(The data begins)

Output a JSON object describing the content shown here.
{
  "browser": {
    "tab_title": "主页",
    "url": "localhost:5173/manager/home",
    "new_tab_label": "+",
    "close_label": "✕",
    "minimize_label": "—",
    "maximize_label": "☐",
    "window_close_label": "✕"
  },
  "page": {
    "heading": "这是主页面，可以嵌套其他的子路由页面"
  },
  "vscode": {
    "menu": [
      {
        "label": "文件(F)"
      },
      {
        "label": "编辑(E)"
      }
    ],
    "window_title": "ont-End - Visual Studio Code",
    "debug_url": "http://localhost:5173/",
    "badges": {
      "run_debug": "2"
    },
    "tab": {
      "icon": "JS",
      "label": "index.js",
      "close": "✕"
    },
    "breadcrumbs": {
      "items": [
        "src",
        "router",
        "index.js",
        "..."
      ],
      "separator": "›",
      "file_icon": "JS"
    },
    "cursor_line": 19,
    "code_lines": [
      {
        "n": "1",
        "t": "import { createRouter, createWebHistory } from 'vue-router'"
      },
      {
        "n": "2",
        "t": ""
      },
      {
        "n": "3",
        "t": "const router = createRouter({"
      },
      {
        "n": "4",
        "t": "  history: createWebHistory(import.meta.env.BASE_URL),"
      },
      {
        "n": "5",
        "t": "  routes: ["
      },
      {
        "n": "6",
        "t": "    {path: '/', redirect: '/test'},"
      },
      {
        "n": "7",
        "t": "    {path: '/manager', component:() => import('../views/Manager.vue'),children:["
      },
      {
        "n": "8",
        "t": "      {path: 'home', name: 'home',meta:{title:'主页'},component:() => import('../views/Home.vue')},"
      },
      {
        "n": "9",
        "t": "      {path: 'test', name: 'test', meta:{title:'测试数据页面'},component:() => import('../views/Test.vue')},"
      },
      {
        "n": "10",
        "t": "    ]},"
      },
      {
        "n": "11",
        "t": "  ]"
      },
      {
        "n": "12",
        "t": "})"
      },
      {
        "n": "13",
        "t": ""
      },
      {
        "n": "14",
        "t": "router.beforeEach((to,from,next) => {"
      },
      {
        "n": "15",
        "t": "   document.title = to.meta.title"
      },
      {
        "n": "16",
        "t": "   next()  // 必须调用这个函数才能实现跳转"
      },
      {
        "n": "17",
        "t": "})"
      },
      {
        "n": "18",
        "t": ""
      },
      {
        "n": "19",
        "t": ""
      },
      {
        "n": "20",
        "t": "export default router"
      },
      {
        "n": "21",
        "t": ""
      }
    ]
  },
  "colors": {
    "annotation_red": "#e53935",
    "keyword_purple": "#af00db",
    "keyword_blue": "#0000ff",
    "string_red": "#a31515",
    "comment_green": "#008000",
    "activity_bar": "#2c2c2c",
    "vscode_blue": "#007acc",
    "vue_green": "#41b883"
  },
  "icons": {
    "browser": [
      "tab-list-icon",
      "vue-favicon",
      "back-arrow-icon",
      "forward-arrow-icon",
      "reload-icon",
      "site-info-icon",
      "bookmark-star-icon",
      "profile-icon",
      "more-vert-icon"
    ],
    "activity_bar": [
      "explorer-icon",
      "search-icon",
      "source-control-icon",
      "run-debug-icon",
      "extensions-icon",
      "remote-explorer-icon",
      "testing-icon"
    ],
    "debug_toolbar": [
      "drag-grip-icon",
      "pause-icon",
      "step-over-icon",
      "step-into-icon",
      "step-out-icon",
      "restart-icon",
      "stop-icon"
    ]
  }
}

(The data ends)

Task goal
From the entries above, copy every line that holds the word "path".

Written response
        "t": "    {path: '/', redirect: '/test'},"
        "t": "    {path: '/manager', component:() => import('../views/Manager.vue'),children:["
        "t": "      {path: 'home', name: 'home',meta:{title:'主页'},component:() => import('../views/Home.vue')},"
        "t": "      {path: 'test', name: 'test', meta:{title:'测试数据页面'},component:() => import('../views/Test.vue')},"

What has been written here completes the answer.